Road to Rota Part IV: A fight that never was

12 Dec 2000 | Cpl. Derek A. Shoemake 26th Marine Expeditionary Unit

Editor's Note: Road to Rota is a four-part series that follows the author, who has no boxing experience, into his own fight at a boxing tournament in Rota, Spain. This is the final installment.After the mental preparation, the devotion and the weeks of training, I think I had the shortest fight in the history of boxing: 0 minutes and 0 seconds.Meaning there was no fight. Apparently the Rumble in Rota coincided with a Spanish holiday, and some follow-on confusion resulted in no truck drivers available to transport the boxing ring.It's a good thing for the other guy, because I had this lucky feeling. Or perhaps I was just lucky the ring didn't show up. Regardless, based on some scientific research I conducted using probabilities and laws of averages, I have constructed what would have happened at my bout:My opponent, the Sailor, came in first. He wore solid red trunks and looked a little afraid. Rightly so, my school-bus yellow trunks with the blue stripes drew massive applause from the 10,000-plus crowd. It was mostly the beautiful Spanish women who had packed the stands to see me do the running man dance circa M.C. Hammer's hit "U Can't Touch This" to the beat of the Offspring's "Pretty Fly for a White Guy." It took nearly 20 minutes to calm the crowd, who had already started chanting my name.With the fans finally hushed, the bell started round one. After a little motivational speech from my corner man Cpl. Rick O'Connor, I was face-to-face with the Sailor.I was stunned by his quick left jab followed by a solid right cross. I did not expect him to come out so strong. I stepped back, and he came in with a left hook to the body. I was blocking my head so his fist planted square in my rib cage. I could barely breath. My hands dropped from my head and he used the opportunity to clock me in the nose, causing blood to dribble down my face.Chief Warrant Officer-3 William Joseph, the fight official, pulled us apart. I took the few moments to collect myself. I was off to a bad start. It was only two minutes into the fight and I was already bleeding. Losing was one thing, but losing in front of the beautiful Spanish women who had come to watch my moves was unacceptable.As soon as he let us go I came back strong. I hammered a jab into his body and then his head.

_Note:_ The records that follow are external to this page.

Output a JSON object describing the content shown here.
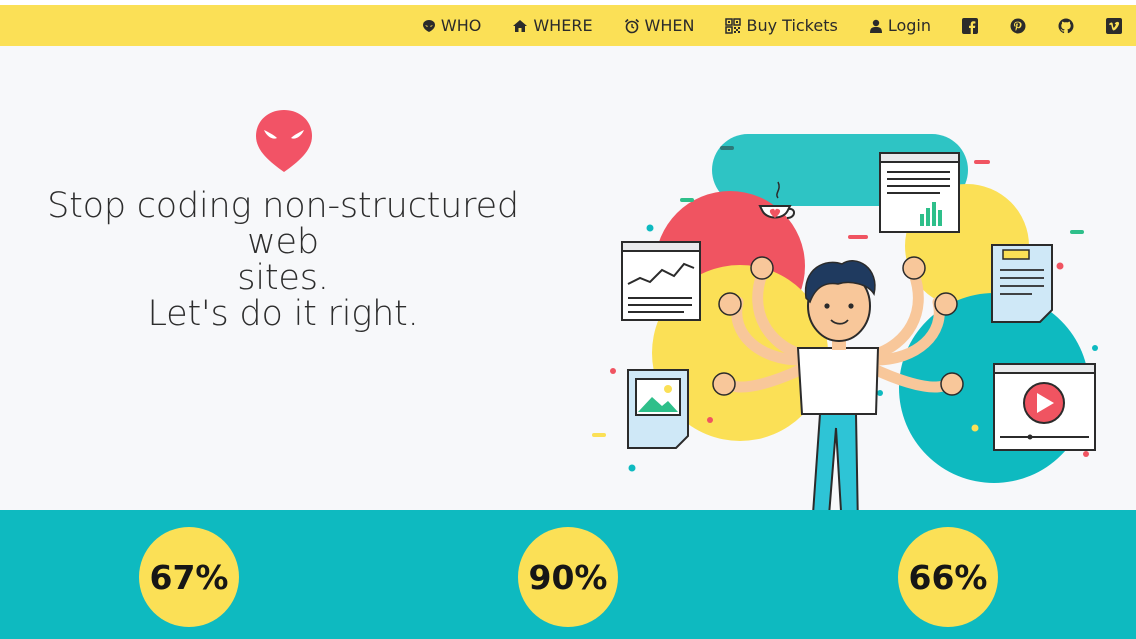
{
  "nav": {
    "items": [
      {
        "label": "WHO",
        "icon": "alien-icon"
      },
      {
        "label": "WHERE",
        "icon": "home-icon"
      },
      {
        "label": "WHEN",
        "icon": "alarm-clock-icon"
      },
      {
        "label": "Buy Tickets",
        "icon": "qrcode-icon"
      },
      {
        "label": "Login",
        "icon": "user-icon"
      }
    ],
    "social": [
      "facebook-icon",
      "pinterest-icon",
      "github-icon",
      "vimeo-icon"
    ]
  },
  "hero": {
    "line1": "Stop coding non-structured web",
    "line2": "sites.",
    "line3": "Let's do it right."
  },
  "stats": [
    {
      "value": "67%"
    },
    {
      "value": "90%"
    },
    {
      "value": "66%"
    }
  ],
  "colors": {
    "nav_bg": "#fbe056",
    "hero_bg": "#f7f8fa",
    "stats_bg": "#0ebac0",
    "circle_bg": "#fbe056",
    "logo": "#f25366"
  }
}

I followed that by launching a right uppercut into his jaw. He stumbled back dropping both his hands. I took it as invitation to pilot my right cross into his left eye socket, cutting him just above the brow as the bell sounded.In my corner O'Connor told me I was dropping my left. I asked what I should do and he replied "Don't drop your left."The 2nd round action began with the Sailor. Hungry for more blood he landed two left hooks to my body before showing me stars with another right cross. That's when he made the mistake that lost him the fight. He shot his right arm out for another cross, only I saw this one coming. I knocked his hand away with my right glove, and pitched two jabs into his nose. He was so dazed I was able to come in with a right cross, a left hook, a right hook and send him hobbling backwards with another uppercut.In amateur boxing there are not many knockouts. This is due to the headgear and extra padding. This was not so in my fight. Once I saw he was vulnerable, I began chopping him down with combinations of jabs and right crosses until he collapsed onto the mat and I had my victory.I walked around the ring while the Spanish ladies threw flowers at my feet. They shouted "el es mejor que un matador," which translates to "he is better than a bull fighter."Again, if my research is correct, that is what would have occurred had the boxing ring arrived on time. Still, it's not a total loss. I learned a few punches and a good way to workout. According to 1stLt. Rafael Candelario, one of the men who helped in organizing the event, boxing is also a great source of discipline."It teaches you control, technique and the mental fortitude to use those things properly."Candelario, who used to compete in full-contact karate, would know. He said his biggest fight ever was against the heavyweight champion of Poland."I lost, but I went the distance with him. No one had ever done that before," he said.Though the Road to Rota may not have ended in my big fight, at least I have an undefeated record.
26th Marine Expeditionary Unit (Special Operations Capable)